For a brief time in my life, I was a professional magician. It sounds more glamorous than it was. For a few years in middle and high school, I would perform magic tricks for birthday parties. With an old battered suitcase full of tricks and a podium I made out of an old entertainment center, I would amaze and awe young children.
I still have most of those magic tricks (and the suitcase – the podium is now sawdust) and every once in awhile, I’ll take one out to amuse my kids. More importantly, though, I have the lessons I learned from being a magician. Lessons that help me be a better and more innovative parent.
Parenting Banter Is Important
Magicians talk a lot. Just think how much talking Penn does (the big one, not the smaller guy, Teller, who doesn’t talk). The few times that I’ve seen silent magicians I have found that I am less engaged in the show. The banter is really important in getting you to engage with them.
While silence as a therapist is a good thing, silence in the house is not (I get nervous when my kids are too quiet!) Language development requires conversation. Research has shown that children who are exposed to more language do better in school and could be one of the causes of the achievement gap. The more talking you do at home, the more words your child is exposed to.
Your banter should run the gambit. Use lots of feeling words to help them develop an emotional vocabulary. Talk about your mistakes and failures (the ones that are appropriate to share) to help them understand a growth mindset. Describe your experiences and help them learn to be better storytellers.
Misdirection Is Key
One of the skills that I learned as a magician was to draw the audience’s attention away from the slight of hand that I was doing and towards something else. This misdirection allowed me to make the “magic” happen. Magicians create illusions by guiding your attention away from where the action is happening to someplace else. It might be a flashy flourish or just talking about something else on the stage.
Misdirection works well with kids, too!

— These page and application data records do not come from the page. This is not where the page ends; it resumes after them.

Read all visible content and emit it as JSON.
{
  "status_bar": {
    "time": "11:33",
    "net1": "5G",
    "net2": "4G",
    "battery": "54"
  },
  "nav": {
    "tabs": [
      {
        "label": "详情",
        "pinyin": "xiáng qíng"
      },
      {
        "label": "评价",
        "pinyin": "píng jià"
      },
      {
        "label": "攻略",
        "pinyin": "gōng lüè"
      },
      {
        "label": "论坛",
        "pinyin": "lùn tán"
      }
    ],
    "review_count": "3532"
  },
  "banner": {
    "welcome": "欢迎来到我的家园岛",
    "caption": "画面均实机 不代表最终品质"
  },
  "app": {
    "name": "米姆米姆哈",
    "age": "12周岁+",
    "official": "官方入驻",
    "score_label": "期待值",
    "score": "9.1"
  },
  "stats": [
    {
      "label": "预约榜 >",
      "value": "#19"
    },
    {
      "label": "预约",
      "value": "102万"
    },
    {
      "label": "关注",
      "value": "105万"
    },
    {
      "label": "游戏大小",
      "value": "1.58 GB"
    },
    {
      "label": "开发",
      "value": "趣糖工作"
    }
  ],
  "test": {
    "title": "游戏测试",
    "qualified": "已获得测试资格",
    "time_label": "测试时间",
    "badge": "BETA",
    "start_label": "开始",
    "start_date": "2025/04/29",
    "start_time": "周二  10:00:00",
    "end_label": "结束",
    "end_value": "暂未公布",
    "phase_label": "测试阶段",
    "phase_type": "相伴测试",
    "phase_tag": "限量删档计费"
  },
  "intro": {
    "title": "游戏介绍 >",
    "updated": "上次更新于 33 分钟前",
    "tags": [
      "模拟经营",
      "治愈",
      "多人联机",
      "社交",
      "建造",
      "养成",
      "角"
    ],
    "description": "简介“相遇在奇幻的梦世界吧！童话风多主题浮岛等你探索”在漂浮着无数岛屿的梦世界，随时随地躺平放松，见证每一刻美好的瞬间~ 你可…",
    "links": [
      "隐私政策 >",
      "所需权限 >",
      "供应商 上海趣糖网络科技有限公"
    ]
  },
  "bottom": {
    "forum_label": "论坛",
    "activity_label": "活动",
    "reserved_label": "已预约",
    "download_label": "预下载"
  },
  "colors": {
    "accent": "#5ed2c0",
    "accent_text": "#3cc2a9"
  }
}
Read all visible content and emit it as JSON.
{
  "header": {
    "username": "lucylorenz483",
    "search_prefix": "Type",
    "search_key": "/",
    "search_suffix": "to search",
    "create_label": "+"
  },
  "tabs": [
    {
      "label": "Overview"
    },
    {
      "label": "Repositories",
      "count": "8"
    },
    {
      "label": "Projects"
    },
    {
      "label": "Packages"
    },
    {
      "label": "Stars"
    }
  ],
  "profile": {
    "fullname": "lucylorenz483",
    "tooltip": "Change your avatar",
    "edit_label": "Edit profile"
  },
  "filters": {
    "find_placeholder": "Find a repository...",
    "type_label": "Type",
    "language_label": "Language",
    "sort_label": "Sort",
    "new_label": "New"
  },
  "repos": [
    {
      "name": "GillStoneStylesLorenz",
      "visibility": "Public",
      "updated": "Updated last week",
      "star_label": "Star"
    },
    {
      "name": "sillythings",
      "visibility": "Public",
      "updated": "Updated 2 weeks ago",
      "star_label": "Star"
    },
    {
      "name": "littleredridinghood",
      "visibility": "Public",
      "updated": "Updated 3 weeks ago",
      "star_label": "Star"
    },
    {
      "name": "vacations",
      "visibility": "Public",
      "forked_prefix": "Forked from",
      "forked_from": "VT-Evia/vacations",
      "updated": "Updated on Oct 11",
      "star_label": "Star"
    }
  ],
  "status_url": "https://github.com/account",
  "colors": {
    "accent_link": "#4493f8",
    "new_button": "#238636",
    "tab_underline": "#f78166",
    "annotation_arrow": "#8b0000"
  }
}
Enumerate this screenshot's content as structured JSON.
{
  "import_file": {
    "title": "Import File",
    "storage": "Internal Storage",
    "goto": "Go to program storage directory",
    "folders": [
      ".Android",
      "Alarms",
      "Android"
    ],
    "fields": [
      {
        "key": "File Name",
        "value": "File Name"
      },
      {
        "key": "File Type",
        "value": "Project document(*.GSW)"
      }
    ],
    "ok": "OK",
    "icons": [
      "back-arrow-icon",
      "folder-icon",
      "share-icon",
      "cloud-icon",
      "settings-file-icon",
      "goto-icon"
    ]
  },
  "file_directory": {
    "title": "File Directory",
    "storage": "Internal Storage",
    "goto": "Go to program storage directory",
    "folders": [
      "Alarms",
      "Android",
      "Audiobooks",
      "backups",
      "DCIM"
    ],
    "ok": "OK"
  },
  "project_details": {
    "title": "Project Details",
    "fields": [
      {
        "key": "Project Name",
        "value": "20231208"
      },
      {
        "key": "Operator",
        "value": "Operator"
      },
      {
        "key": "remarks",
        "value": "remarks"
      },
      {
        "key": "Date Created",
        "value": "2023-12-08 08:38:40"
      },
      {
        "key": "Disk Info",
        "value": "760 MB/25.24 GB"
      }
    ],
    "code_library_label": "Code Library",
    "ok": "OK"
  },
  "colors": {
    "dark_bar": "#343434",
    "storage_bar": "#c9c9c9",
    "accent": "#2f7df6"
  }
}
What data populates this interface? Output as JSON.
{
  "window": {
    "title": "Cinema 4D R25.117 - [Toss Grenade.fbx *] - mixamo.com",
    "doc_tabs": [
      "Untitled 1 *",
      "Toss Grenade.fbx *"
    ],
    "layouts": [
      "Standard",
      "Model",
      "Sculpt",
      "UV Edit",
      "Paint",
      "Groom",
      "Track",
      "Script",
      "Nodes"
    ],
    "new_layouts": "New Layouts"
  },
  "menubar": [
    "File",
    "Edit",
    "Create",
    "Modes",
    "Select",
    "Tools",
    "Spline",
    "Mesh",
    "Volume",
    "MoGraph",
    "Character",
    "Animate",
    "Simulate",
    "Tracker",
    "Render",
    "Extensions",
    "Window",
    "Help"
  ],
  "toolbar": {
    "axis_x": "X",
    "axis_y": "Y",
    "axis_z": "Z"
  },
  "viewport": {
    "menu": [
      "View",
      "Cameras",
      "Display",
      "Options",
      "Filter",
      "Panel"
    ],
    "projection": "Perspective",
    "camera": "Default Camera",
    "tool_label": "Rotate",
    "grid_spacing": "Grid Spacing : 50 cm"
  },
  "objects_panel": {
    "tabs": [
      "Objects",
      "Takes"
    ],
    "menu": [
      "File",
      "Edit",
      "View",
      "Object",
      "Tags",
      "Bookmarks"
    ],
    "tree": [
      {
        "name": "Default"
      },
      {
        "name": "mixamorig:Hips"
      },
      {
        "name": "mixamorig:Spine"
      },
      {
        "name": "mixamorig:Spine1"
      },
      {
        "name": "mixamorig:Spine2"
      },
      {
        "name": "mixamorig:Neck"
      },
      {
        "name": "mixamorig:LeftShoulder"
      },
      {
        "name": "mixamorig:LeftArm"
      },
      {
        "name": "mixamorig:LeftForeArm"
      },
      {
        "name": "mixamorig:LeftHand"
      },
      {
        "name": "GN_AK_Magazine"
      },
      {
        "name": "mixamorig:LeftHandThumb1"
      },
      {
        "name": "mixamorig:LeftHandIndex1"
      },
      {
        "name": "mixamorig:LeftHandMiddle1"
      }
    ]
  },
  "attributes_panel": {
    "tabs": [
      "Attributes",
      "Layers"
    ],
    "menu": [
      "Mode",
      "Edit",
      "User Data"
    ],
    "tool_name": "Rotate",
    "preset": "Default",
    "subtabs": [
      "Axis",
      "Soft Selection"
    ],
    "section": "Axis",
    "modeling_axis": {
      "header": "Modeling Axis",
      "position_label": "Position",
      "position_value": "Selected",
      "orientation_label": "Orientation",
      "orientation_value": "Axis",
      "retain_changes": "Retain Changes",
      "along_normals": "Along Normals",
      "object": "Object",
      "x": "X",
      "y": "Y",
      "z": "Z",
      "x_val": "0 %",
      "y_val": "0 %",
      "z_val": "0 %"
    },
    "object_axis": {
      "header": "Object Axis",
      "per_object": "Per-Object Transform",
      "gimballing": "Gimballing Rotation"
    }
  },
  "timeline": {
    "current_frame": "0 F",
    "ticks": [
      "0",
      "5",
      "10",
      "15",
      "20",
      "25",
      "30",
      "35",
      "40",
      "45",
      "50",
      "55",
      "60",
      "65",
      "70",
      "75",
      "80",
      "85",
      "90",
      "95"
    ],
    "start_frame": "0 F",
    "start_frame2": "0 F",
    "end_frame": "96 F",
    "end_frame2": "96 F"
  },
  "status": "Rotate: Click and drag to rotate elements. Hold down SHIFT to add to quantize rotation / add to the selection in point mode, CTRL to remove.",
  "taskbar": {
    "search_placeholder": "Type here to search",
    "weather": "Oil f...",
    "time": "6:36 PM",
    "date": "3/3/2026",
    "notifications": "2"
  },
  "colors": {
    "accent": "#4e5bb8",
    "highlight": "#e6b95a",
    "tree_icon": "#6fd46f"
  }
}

Just like the tada trick that we use when our kids fall down, you can use misdirection to help a child recover from a tantrum, meltdown, or even a grumpy mood. The key is to use humor, a different activity, or even food (yes, it can be ok to give food in these situations – sometimes meltdowns occur because of hunger and kids can’t express that) to pull the child’s attention away from the cause of her mood or explosion.
It may take several attempts to get the misdirection to work and that’s ok. Unlike a magician, your child isn’t necessarily tuned into you and your first attempts may just be getting them to focus on you. The laughter, food, or change in activity shifts her focus and eventually creates a space to talk through whatever the problem was.
Kids Are Just as Interested in Failure as Success
As former (just barely) professional magician, I’ve had some tricks blow up in my face (not literally). The best magicians are able to recover smoothly from failure and move on which is a great example of flexible thinking and growth mindset. Even better magicians turn their failure into a moment of shared empathy with the audience and pull them in even closer into the act.
As parents, we fail too, but we are so hesitant to be open about our mistakes, particularly in front of our kids. Showing that you are not perfect, though, gives your kids permission to also not be perfect. If we want them to develop a growth mindset and know that they can learn from failure, we have to be transparent about our own mistakes.
When you don’t hold up your end of a bargain because you’ve changed your mind (or just forgot), let them know. Talk about the projects that didn’t work out as planned and share with them how you are thinking about trying again in the future. Most importantly, listen to them about their mistakes and failures and then reinforce the importance of their effort, energy, and engagement.
So polish up your magic wand and practice saying, “Hocus pocus!” Sprinkling a little pixie dust on your parenting might just give the extra push you need to bring innovation into your parenting.